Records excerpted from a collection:
★ ★ ★ ★ ★

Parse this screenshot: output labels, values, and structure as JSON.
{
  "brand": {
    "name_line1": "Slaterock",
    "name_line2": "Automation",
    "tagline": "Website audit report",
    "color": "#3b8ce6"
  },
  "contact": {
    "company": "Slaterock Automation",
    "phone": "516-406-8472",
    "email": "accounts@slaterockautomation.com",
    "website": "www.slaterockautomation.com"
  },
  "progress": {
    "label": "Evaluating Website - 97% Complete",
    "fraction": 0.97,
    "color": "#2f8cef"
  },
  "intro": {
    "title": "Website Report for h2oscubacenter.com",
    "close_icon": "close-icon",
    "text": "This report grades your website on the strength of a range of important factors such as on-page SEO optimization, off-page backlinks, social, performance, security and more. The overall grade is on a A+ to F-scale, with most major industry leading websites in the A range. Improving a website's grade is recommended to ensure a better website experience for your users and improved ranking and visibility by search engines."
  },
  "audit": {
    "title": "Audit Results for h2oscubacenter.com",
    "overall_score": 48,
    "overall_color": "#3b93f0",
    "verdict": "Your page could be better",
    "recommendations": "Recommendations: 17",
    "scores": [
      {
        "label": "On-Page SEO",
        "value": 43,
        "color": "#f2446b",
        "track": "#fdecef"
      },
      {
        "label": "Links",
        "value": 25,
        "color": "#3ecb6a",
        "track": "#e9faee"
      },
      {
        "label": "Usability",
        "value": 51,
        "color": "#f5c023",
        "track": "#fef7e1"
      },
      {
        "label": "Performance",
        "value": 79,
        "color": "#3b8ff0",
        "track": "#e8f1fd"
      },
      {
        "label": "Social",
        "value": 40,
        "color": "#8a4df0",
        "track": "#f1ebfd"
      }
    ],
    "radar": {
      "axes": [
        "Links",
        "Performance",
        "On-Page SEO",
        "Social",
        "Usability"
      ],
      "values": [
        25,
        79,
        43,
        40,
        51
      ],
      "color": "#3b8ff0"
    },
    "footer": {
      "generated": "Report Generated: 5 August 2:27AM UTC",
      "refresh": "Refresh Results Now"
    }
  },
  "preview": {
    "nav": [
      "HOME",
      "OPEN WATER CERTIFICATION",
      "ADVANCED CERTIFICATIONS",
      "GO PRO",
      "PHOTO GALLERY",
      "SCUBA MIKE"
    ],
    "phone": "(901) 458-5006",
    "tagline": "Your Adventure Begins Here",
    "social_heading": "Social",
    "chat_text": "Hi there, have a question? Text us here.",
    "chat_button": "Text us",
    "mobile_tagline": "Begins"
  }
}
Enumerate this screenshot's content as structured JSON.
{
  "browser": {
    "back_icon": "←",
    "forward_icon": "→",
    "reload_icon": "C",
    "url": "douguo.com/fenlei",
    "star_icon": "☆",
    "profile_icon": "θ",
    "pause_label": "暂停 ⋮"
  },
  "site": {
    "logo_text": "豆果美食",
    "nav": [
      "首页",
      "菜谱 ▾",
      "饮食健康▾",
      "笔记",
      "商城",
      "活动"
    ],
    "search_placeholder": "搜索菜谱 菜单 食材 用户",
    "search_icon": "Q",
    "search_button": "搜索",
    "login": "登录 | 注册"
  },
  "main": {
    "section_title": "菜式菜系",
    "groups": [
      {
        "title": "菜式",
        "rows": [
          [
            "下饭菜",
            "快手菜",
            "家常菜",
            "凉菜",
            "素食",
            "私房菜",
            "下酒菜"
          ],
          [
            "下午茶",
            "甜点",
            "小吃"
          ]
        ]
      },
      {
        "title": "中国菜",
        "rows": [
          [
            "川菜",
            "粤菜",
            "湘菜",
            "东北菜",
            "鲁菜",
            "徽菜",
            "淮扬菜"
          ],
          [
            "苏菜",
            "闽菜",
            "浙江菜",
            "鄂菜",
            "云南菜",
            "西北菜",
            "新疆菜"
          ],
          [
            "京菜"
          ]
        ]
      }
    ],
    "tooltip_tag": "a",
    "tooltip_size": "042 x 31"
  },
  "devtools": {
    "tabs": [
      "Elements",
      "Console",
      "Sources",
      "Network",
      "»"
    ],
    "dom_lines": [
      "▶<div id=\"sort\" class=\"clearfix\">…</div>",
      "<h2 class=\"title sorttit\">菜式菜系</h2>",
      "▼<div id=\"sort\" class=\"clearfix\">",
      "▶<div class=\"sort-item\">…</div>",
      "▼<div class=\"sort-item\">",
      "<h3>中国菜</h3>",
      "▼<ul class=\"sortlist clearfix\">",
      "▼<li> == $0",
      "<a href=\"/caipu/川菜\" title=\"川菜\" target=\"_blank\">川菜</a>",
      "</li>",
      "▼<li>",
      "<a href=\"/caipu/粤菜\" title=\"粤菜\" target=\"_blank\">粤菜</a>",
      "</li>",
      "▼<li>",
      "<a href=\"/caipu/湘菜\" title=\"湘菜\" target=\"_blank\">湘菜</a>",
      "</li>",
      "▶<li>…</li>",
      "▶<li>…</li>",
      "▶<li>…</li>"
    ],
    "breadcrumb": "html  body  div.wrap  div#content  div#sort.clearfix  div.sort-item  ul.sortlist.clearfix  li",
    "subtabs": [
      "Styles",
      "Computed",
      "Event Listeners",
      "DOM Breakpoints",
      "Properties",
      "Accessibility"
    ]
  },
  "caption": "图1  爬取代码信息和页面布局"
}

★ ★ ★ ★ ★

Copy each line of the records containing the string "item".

- _Output for this task_
      "▶<div class=\"sort-item\">…</div>",
      "▼<div class=\"sort-item\">",
    "breadcrumb": "html  body  div.wrap  div#content  div#sort.clearfix  div.sort-item  ul.sortlist.clearfix  li",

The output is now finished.